While achieving the best grades is at the forefront of most sixth formers’ minds, it’s often what happens next that troubles them. They wonder where their path will lead them and how they will navigate the way. Grades alone won’t guarantee success; they need to play to their strengths and communicate in compelling way to stand out.
Teenagers tell me they are worried about their next step and how to stand out in a competitive world. Employers keep telling me their graduates often feel ill equipped for the world of work.
The truth is the world is changing at a vast rate. Whilst we can’t predict what the future will hold, we can equip students with as many skills as possible to give them the best chance of success, whatever path they take.
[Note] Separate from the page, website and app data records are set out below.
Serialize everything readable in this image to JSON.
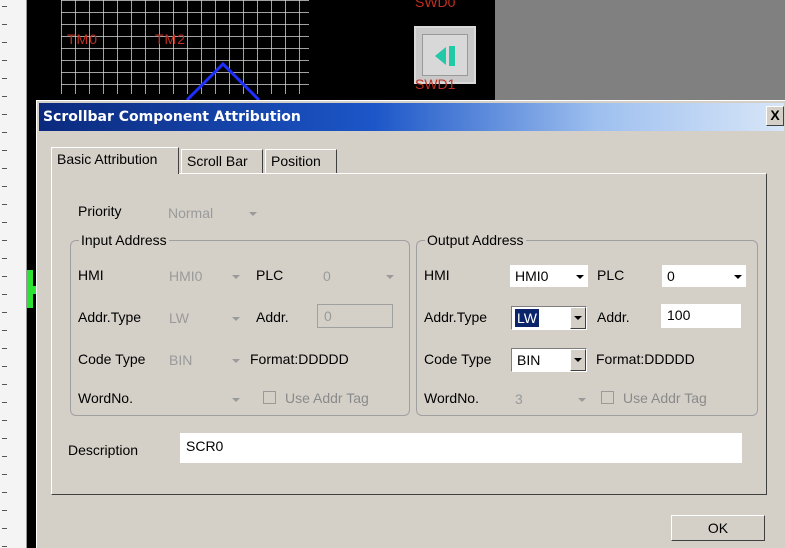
{
  "editor": {
    "labels": {
      "tm0": "TM0",
      "tm2": "TM2",
      "swd0": "SWD0",
      "swd1": "SWD1"
    },
    "accent_color": "#22c9a8",
    "icons": {
      "switch": "left-arrow-switch-icon"
    }
  },
  "dialog": {
    "title": "Scrollbar Component Attribution",
    "close_label": "X",
    "tabs": [
      "Basic Attribution",
      "Scroll Bar",
      "Position"
    ],
    "active_tab": "Basic Attribution",
    "priority": {
      "label": "Priority",
      "value": "Normal"
    },
    "input_address": {
      "legend": "Input Address",
      "hmi_label": "HMI",
      "hmi_value": "HMI0",
      "plc_label": "PLC",
      "plc_value": "0",
      "addr_type_label": "Addr.Type",
      "addr_type_value": "LW",
      "addr_label": "Addr.",
      "addr_value": "0",
      "code_type_label": "Code Type",
      "code_type_value": "BIN",
      "format_text": "Format:DDDDD",
      "word_no_label": "WordNo.",
      "word_no_value": "",
      "use_addr_tag_label": "Use Addr Tag"
    },
    "output_address": {
      "legend": "Output Address",
      "hmi_label": "HMI",
      "hmi_value": "HMI0",
      "plc_label": "PLC",
      "plc_value": "0",
      "addr_type_label": "Addr.Type",
      "addr_type_value": "LW",
      "addr_label": "Addr.",
      "addr_value": "100",
      "code_type_label": "Code Type",
      "code_type_value": "BIN",
      "format_text": "Format:DDDDD",
      "word_no_label": "WordNo.",
      "word_no_value": "3",
      "use_addr_tag_label": "Use Addr Tag"
    },
    "description": {
      "label": "Description",
      "value": "SCR0"
    },
    "ok_label": "OK"
  }
}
To help them stand out in a globally competitive market; to know what they want and how to take ownership for getting there; to know how to bring the best version of themselves to the world.
We can help them by taking three crucial steps:
- Help them to discover what puts them in their element. This is not what they are good at but what strengthens them. There is a massive difference to being good at science and making a career in it – being good at a subject is not the main criteria in choosing a career – far from it. Instead they need clarity on what ‘life strengths’ they have and, where these strengths meet their passions. It is in that sweet spot that they will find their element.
- Give them the courage to go on a journey of true exploration as opposed to striving for the fake safety provided by a tick box exercise. Finding what puts you in your element can take time but it is the only way you will find the job for you. Students need to be comfortable with uncertainty, with trying many new things AND they best be alert along the way – noticing what it is they love and what they really don’t, whilst constantly adjusting as they go.
- Show them how to self-lead and then let them do it. Whilst we have the best educated generation ever, the constant cry from the businesses that employ them is about a lack of resilience, grit and ownership. If we want our young people to lead amazing lives then we need to show them how, and then, step away.
When they take these three steps there will be a shift in mindset from one of “I just need to keep doing the work put in front of me and it will all be ok” to one of “there is a life out there for me and it is my job to discover it.” When this shift happens, we will be truly supporting the next generation to live their best lives.
Elke Edwards has spent the last 20 years running one of the leading executive development businesses in Europe. Having worked with over 40% of the FTSE 100, she is now on a mission to change how we develop future leaders in schools, through The Ivy House Award. The Award brings life-changing personal and professional development, to sixth formers. This unique programme gives 16-18 year olds the opportunity to understand who they are, the life they want, and develop the skills to make it happen, starting now.